[DATA]

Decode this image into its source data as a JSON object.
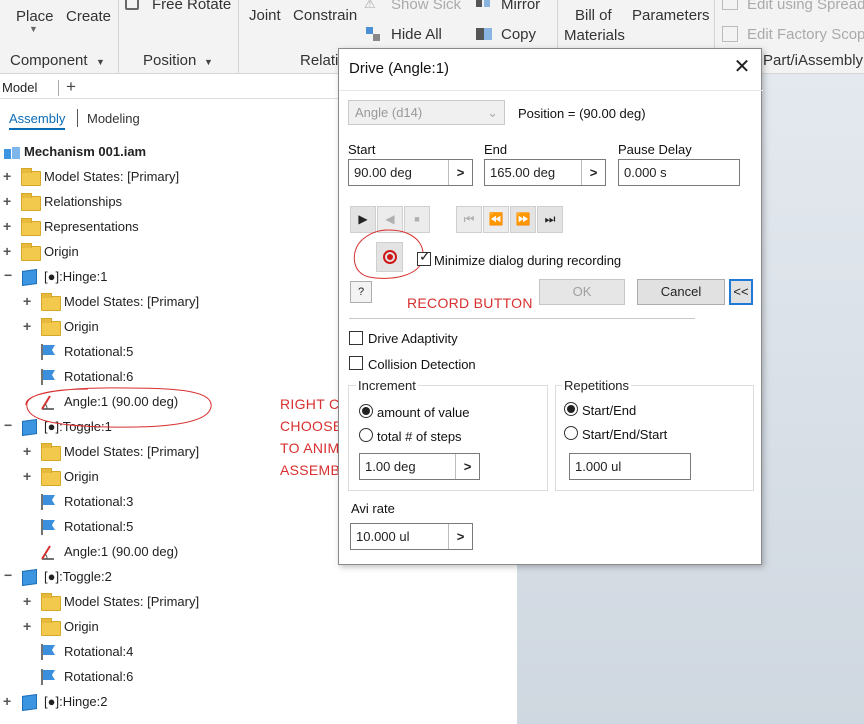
{
  "ribbon": {
    "place": "Place",
    "create": "Create",
    "free_rotate": "Free Rotate",
    "joint": "Joint",
    "constrain": "Constrain",
    "show_sick": "Show Sick",
    "hide_all": "Hide All",
    "mirror": "Mirror",
    "copy": "Copy",
    "bill_of_materials_1": "Bill of",
    "bill_of_materials_2": "Materials",
    "parameters": "Parameters",
    "edit_using_spread": "Edit using Spread",
    "edit_factory_scope": "Edit Factory Scope",
    "panel_component": "Component",
    "panel_position": "Position",
    "panel_relationships": "Relati",
    "panel_part_iassembly": "Part/iAssembly"
  },
  "browser": {
    "tab_model": "Model",
    "tab_plus": "+",
    "sub_assembly": "Assembly",
    "sub_modeling": "Modeling",
    "root": "Mechanism 001.iam",
    "rows": [
      {
        "label": "Model States: [Primary]"
      },
      {
        "label": "Relationships"
      },
      {
        "label": "Representations"
      },
      {
        "label": "Origin"
      },
      {
        "label": "[●]:Hinge:1"
      },
      {
        "label": "Model States: [Primary]"
      },
      {
        "label": "Origin"
      },
      {
        "label": "Rotational:5"
      },
      {
        "label": "Rotational:6"
      },
      {
        "label": "Angle:1 (90.00 deg)"
      },
      {
        "label": "[●]:Toggle:1"
      },
      {
        "label": "Model States: [Primary]"
      },
      {
        "label": "Origin"
      },
      {
        "label": "Rotational:3"
      },
      {
        "label": "Rotational:5"
      },
      {
        "label": "Angle:1 (90.00 deg)"
      },
      {
        "label": "[●]:Toggle:2"
      },
      {
        "label": "Model States: [Primary]"
      },
      {
        "label": "Origin"
      },
      {
        "label": "Rotational:4"
      },
      {
        "label": "Rotational:6"
      },
      {
        "label": "[●]:Hinge:2"
      }
    ]
  },
  "annotations": {
    "record_button": "RECORD BUTTON",
    "right_click_1": "RIGHT CLICK AND",
    "right_click_2": "CHOOSE DRIVE",
    "right_click_3": "TO ANIMATE YOUR",
    "right_click_4": "ASSEMBLY",
    "color": "#d83030"
  },
  "dialog": {
    "title": "Drive (Angle:1)",
    "close": "✕",
    "constraint_select": "Angle (d14)",
    "position": "Position = (90.00 deg)",
    "start_label": "Start",
    "start_value": "90.00 deg",
    "end_label": "End",
    "end_value": "165.00 deg",
    "pause_label": "Pause Delay",
    "pause_value": "0.000 s",
    "minimize_label": "Minimize dialog during recording",
    "minimize_checked": true,
    "help": "?",
    "ok": "OK",
    "cancel": "Cancel",
    "collapse": "<<",
    "drive_adaptivity": "Drive Adaptivity",
    "collision_detection": "Collision Detection",
    "increment_title": "Increment",
    "amount_of_value": "amount of value",
    "total_steps": "total # of steps",
    "increment_value": "1.00 deg",
    "repetitions_title": "Repetitions",
    "start_end": "Start/End",
    "start_end_start": "Start/End/Start",
    "repetitions_value": "1.000 ul",
    "avi_rate_label": "Avi rate",
    "avi_rate_value": "10.000 ul",
    "arrow": ">"
  }
}
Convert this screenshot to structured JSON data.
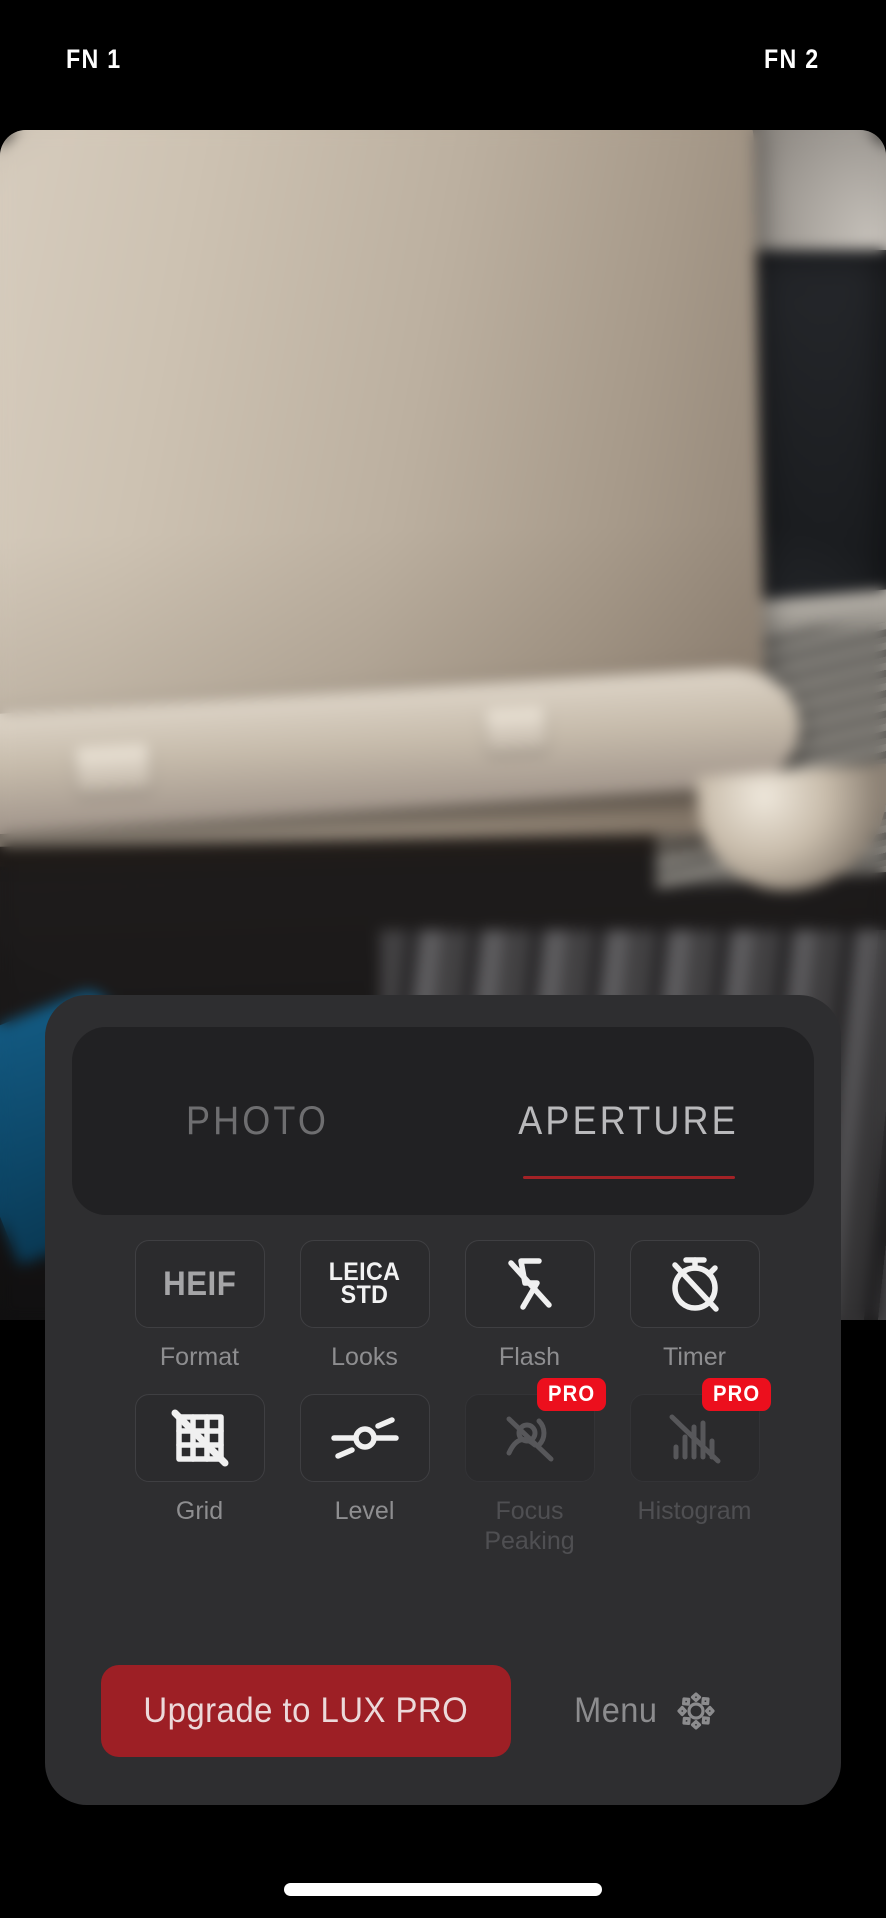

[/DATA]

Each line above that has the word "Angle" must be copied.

→ ANSWER:
        "label": "Angle:1 (90.00 deg)"
        "label": "Angle:1 (90.00 deg)"
    "title": "Drive (Angle:1)",
    "constraint_select": "Angle (d14)",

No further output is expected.